Sony Computer Entertainment president Andrew House touted the next-generation console as being built for the future while, at the same time, remaining true to its predecessor, the PlayStation 3.
House said the PS4 will be available in the United States and Europe by the year-end holiday season for a price of US$399.
Microsoft will be hitting the market with its Xbox One about the same time, but it will be priced higher at US$499.
In an apparent slight against Microsoft, Sony said they will not introduce any new restrictions on pre-owned disc-based games bought from friends or retailers, nor would it require users to regularly authenticate their machines via the internet to allow games to continue being played.
Microsoft had earlier elicited groans from gamers when it announced restrictions on used games for the Xbox One and said players had to go online for authentication.
“The PlayStation 4 won’t impose any new restrictions on used games,” Jack Tretton, Sony chief executive, told the audience.
“When a player buys a PS4 disk they have the right to use that game, trade it in, lend it to a friend, or keep it forever.”
Sony will use the technology of recently acquired cloud gaming company Gaikai to launch a service next year that lets people use PS3 or PS4 consoles to play blockbuster games in the cloud in real time.
“That means game play access to console quality content available across a range of devices,” House said.
Sony also took the opportunity to showcase the games through the developers that will be available for PS4 when it hits the stores.
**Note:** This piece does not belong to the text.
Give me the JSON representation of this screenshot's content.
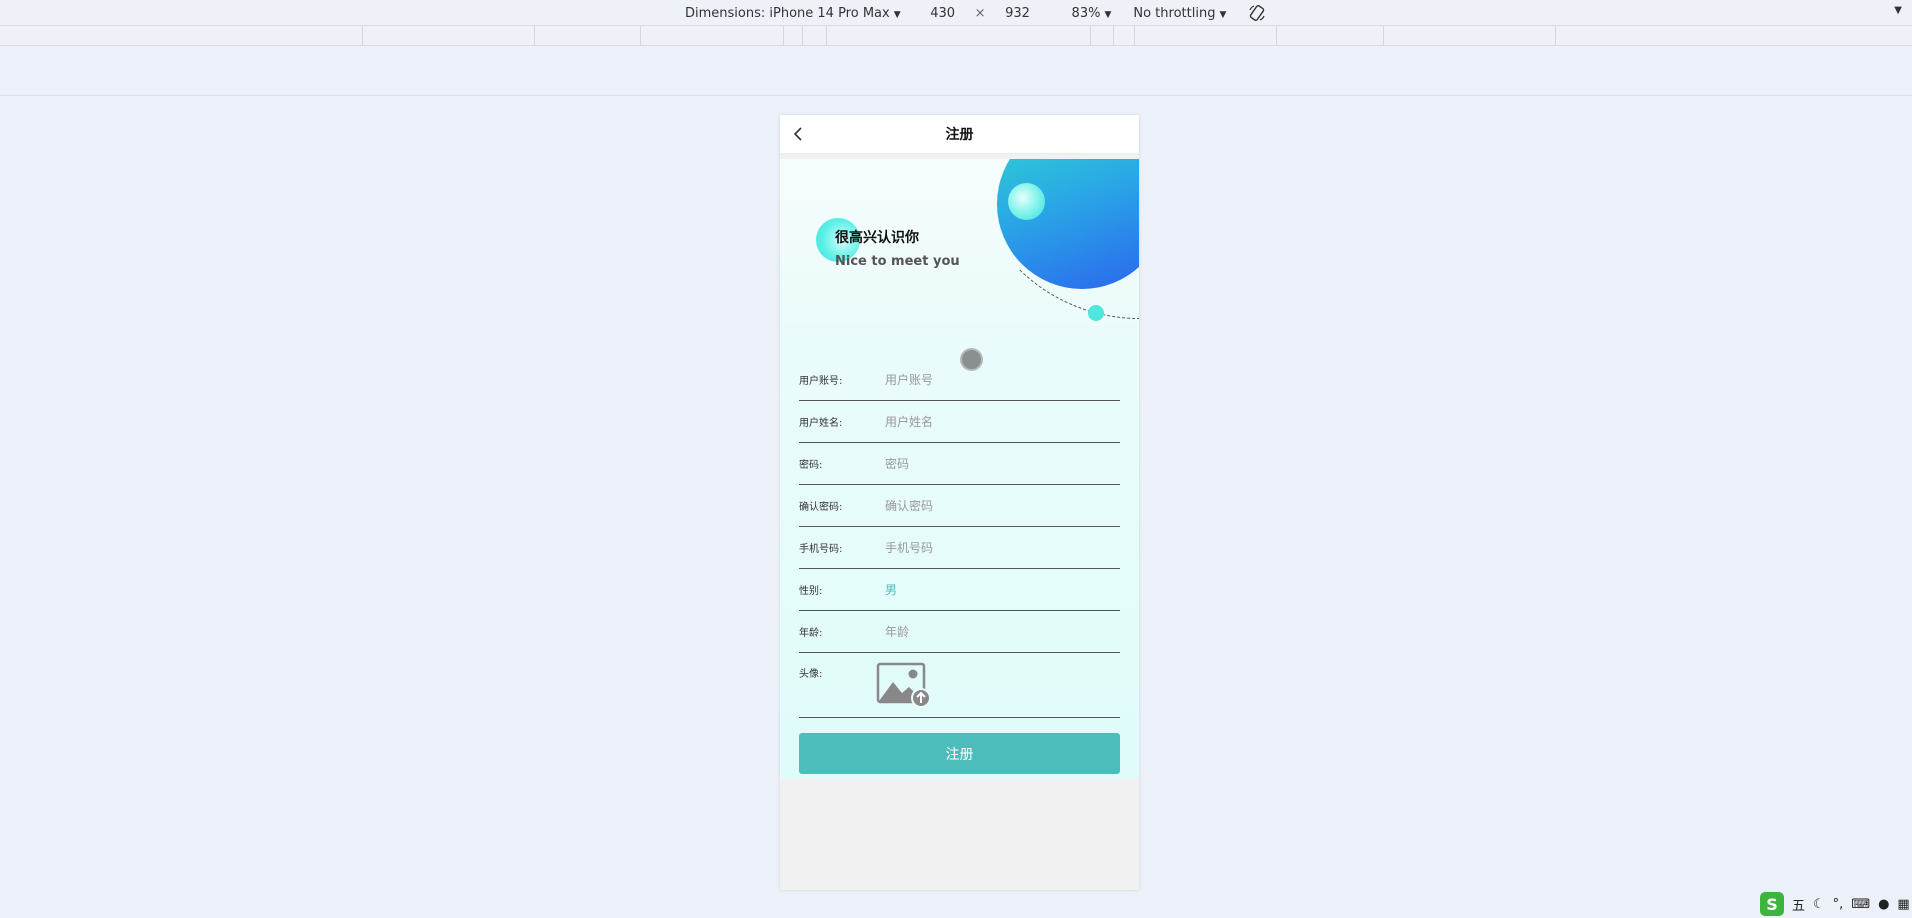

Bungie Studios showed revealed live gameplay of the highly anticipated Destiny, while Ubisoft featured Assassin’s Creed 4, Black Flag and Watch Dogs.